PloS one

In vivo efficacy of a synthetic coumarin derivative in a murine model of aspergillosis.

PMID 25140804

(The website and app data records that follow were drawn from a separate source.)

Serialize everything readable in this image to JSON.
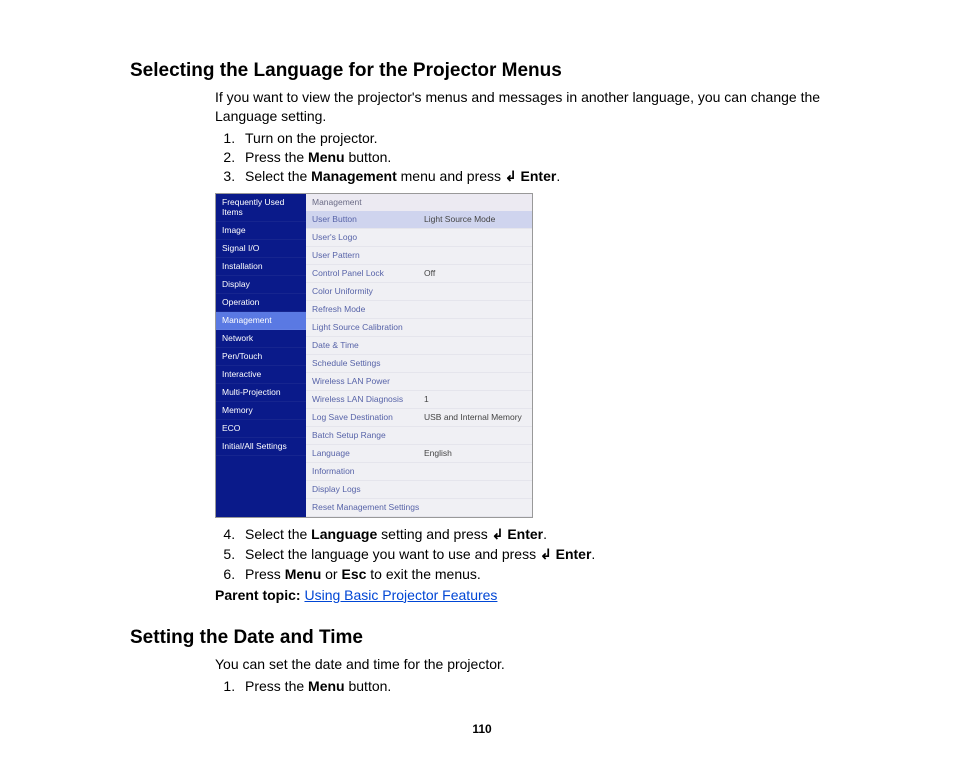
{
  "section1": {
    "heading": "Selecting the Language for the Projector Menus",
    "intro": "If you want to view the projector's menus and messages in another language, you can change the Language setting.",
    "step1": "Turn on the projector.",
    "step2a": "Press the ",
    "step2b": "Menu",
    "step2c": " button.",
    "step3a": "Select the ",
    "step3b": "Management",
    "step3c": " menu and press ",
    "step3d": "Enter",
    "step3e": ".",
    "step4a": "Select the ",
    "step4b": "Language",
    "step4c": " setting and press ",
    "step4d": "Enter",
    "step4e": ".",
    "step5a": "Select the language you want to use and press ",
    "step5b": "Enter",
    "step5c": ".",
    "step6a": "Press ",
    "step6b": "Menu",
    "step6c": " or ",
    "step6d": "Esc",
    "step6e": " to exit the menus.",
    "parent_label": "Parent topic:",
    "parent_link": "Using Basic Projector Features"
  },
  "menu": {
    "sidebar": [
      "Frequently Used Items",
      "Image",
      "Signal I/O",
      "Installation",
      "Display",
      "Operation",
      "Management",
      "Network",
      "Pen/Touch",
      "Interactive",
      "Multi-Projection",
      "Memory",
      "ECO",
      "Initial/All Settings"
    ],
    "sidebar_selected_index": 6,
    "main_header": "Management",
    "options": [
      {
        "label": "User Button",
        "value": "Light Source Mode",
        "sel": true
      },
      {
        "label": "User's Logo",
        "value": ""
      },
      {
        "label": "User Pattern",
        "value": ""
      },
      {
        "label": "Control Panel Lock",
        "value": "Off"
      },
      {
        "label": "Color Uniformity",
        "value": ""
      },
      {
        "label": "Refresh Mode",
        "value": ""
      },
      {
        "label": "Light Source Calibration",
        "value": ""
      },
      {
        "label": "Date & Time",
        "value": ""
      },
      {
        "label": "Schedule Settings",
        "value": ""
      },
      {
        "label": "Wireless LAN Power",
        "value": ""
      },
      {
        "label": "Wireless LAN Diagnosis",
        "value": "1"
      },
      {
        "label": "Log Save Destination",
        "value": "USB and Internal Memory"
      },
      {
        "label": "Batch Setup Range",
        "value": ""
      },
      {
        "label": "Language",
        "value": "English"
      },
      {
        "label": "Information",
        "value": ""
      },
      {
        "label": "Display Logs",
        "value": ""
      },
      {
        "label": "Reset Management Settings",
        "value": ""
      }
    ]
  },
  "section2": {
    "heading": "Setting the Date and Time",
    "intro": "You can set the date and time for the projector.",
    "step1a": "Press the ",
    "step1b": "Menu",
    "step1c": " button."
  },
  "page_number": "110",
  "enter_glyph": "↲"
}
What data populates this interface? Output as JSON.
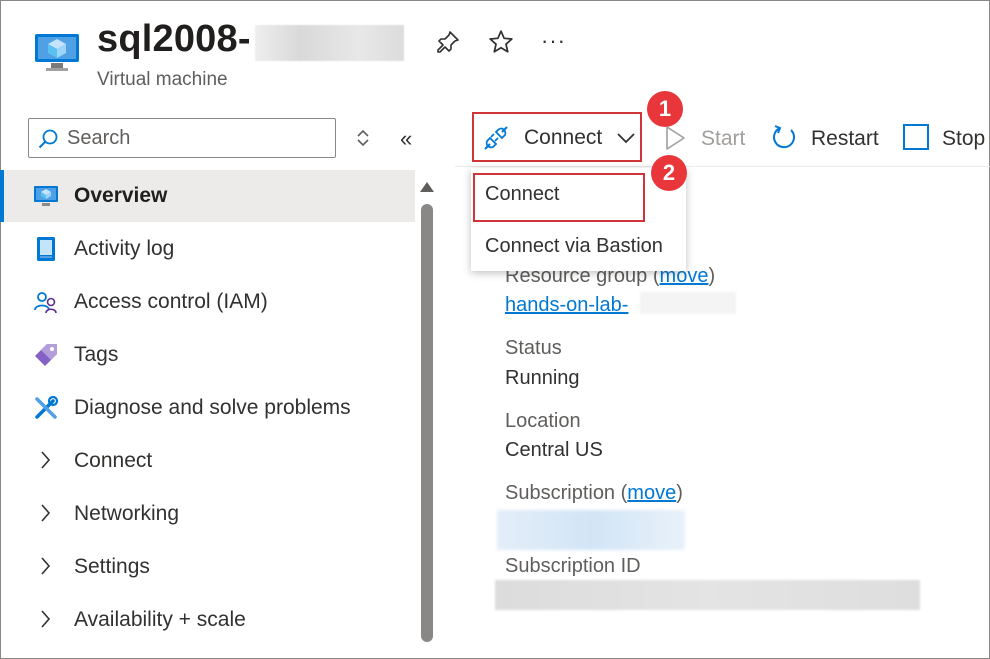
{
  "header": {
    "title": "sql2008-",
    "subtitle": "Virtual machine",
    "more_label": "···",
    "icons": [
      "virtual-machine-icon",
      "pin-icon",
      "star-icon",
      "more-icon"
    ]
  },
  "search": {
    "placeholder": "Search",
    "value": ""
  },
  "sidebar": {
    "items": [
      {
        "label": "Overview",
        "icon": "overview-icon",
        "selected": true
      },
      {
        "label": "Activity log",
        "icon": "activity-log-icon"
      },
      {
        "label": "Access control (IAM)",
        "icon": "access-control-icon"
      },
      {
        "label": "Tags",
        "icon": "tag-icon"
      },
      {
        "label": "Diagnose and solve problems",
        "icon": "diagnose-icon"
      },
      {
        "label": "Connect",
        "icon": "chevron-right-icon"
      },
      {
        "label": "Networking",
        "icon": "chevron-right-icon"
      },
      {
        "label": "Settings",
        "icon": "chevron-right-icon"
      },
      {
        "label": "Availability + scale",
        "icon": "chevron-right-icon"
      }
    ]
  },
  "toolbar": {
    "connect_label": "Connect",
    "start_label": "Start",
    "restart_label": "Restart",
    "stop_label": "Stop"
  },
  "callouts": {
    "step1": "1",
    "step2": "2"
  },
  "connect_menu": {
    "items": [
      "Connect",
      "Connect via Bastion"
    ]
  },
  "essentials": {
    "resource_group_label": "Resource group (",
    "move_link": "move",
    "close_paren": ")",
    "resource_group_value": "hands-on-lab-",
    "status_label": "Status",
    "status_value": "Running",
    "location_label": "Location",
    "location_value": "Central US",
    "subscription_label": "Subscription (",
    "subscription_id_label": "Subscription ID"
  },
  "colors": {
    "accent": "#0078d4",
    "callout_red": "#e8363a",
    "highlight_border": "#d13438",
    "selected_bg": "#edebe9"
  }
}
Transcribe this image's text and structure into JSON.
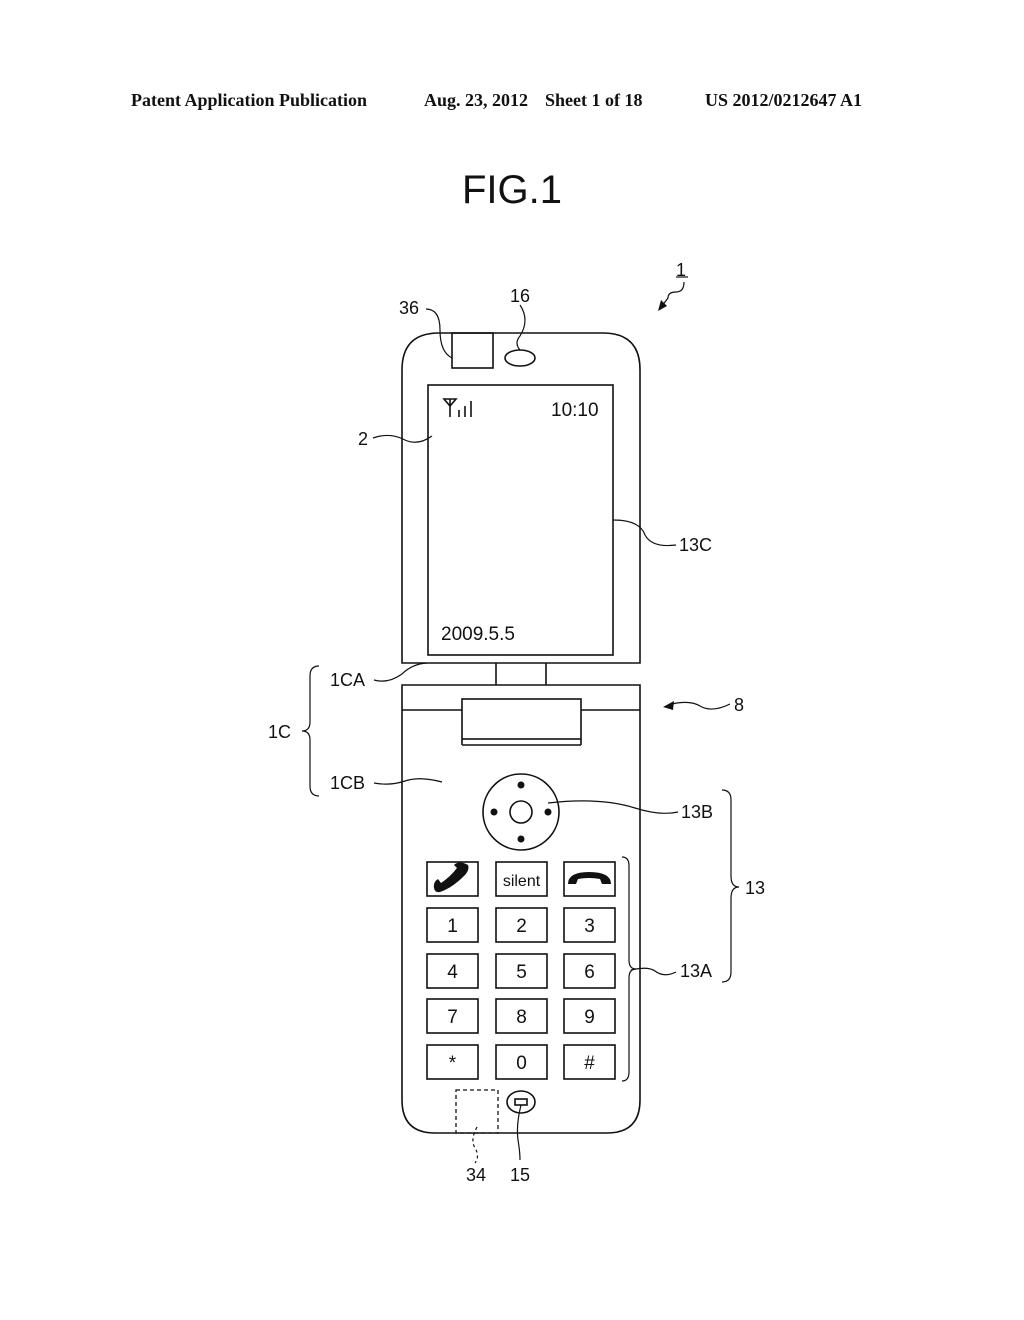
{
  "header": {
    "publication": "Patent Application Publication",
    "date": "Aug. 23, 2012",
    "sheet": "Sheet 1 of 18",
    "number": "US 2012/0212647 A1"
  },
  "figure": {
    "title": "FIG.1",
    "screen": {
      "time": "10:10",
      "date": "2009.5.5",
      "signal_icon": "antenna-signal-icon"
    },
    "keypad": {
      "function_keys": [
        {
          "icon": "call-start-icon",
          "label": ""
        },
        {
          "icon": "",
          "label": "silent"
        },
        {
          "icon": "call-end-icon",
          "label": ""
        }
      ],
      "number_keys": [
        "1",
        "2",
        "3",
        "4",
        "5",
        "6",
        "7",
        "8",
        "9",
        "*",
        "0",
        "#"
      ]
    },
    "reference_labels": {
      "device": "1",
      "camera": "36",
      "speaker": "16",
      "display": "2",
      "touch_sensor_display": "13C",
      "housing": "1C",
      "upper_housing": "1CA",
      "lower_housing": "1CB",
      "hinge": "8",
      "navigation_key": "13B",
      "operation_unit": "13",
      "keypad": "13A",
      "internal_part": "34",
      "microphone": "15"
    }
  }
}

Despite advances in therapeutic modalities, aspergillosis remains a leading cause of mortality. This has necessitated the identification of effective and safe antifungal molecules. In the present study, in vivo safety and antifungal efficacy of a coumarin derivative, N, N, N-Triethyl-11-(4-methyl-2-oxo-2H-benzopyran-7-yloxy)-11-oxoundecan-1-aminium bromide (SCD-1), was investigated. The maximum tolerable dose of compound was determined according to OECD 423 guidelines. The compound could be assigned to category IV of the Globally Harmonized System and its LD50 cut-off was found to be 2000 mg/kg body weight. The survival increased in Aspergillus fumigatus-infected mice treated with a dose of 200 mg/kg, orally or 100 mg/kg body weight, intraperitoneally, of SCD-1 in comparison to infected-untreated animals. The SCD-1 treatment resulted in significant reduction in colony counts in vital organs of the animals. Its protective effect was also observed on day 14 as there was marked reduction in fungal colonies. The treatment with SCD-1 also reduced the levels of serum biochemical parameters with respect to infected-untreated animals. It could be concluded that SCD-1 is a quite safe antifungal compound, which conferred dose dependent protection against experimental aspergillosis. Therefore, SCD-1 holds potential for developing new formulations for aspergillosis.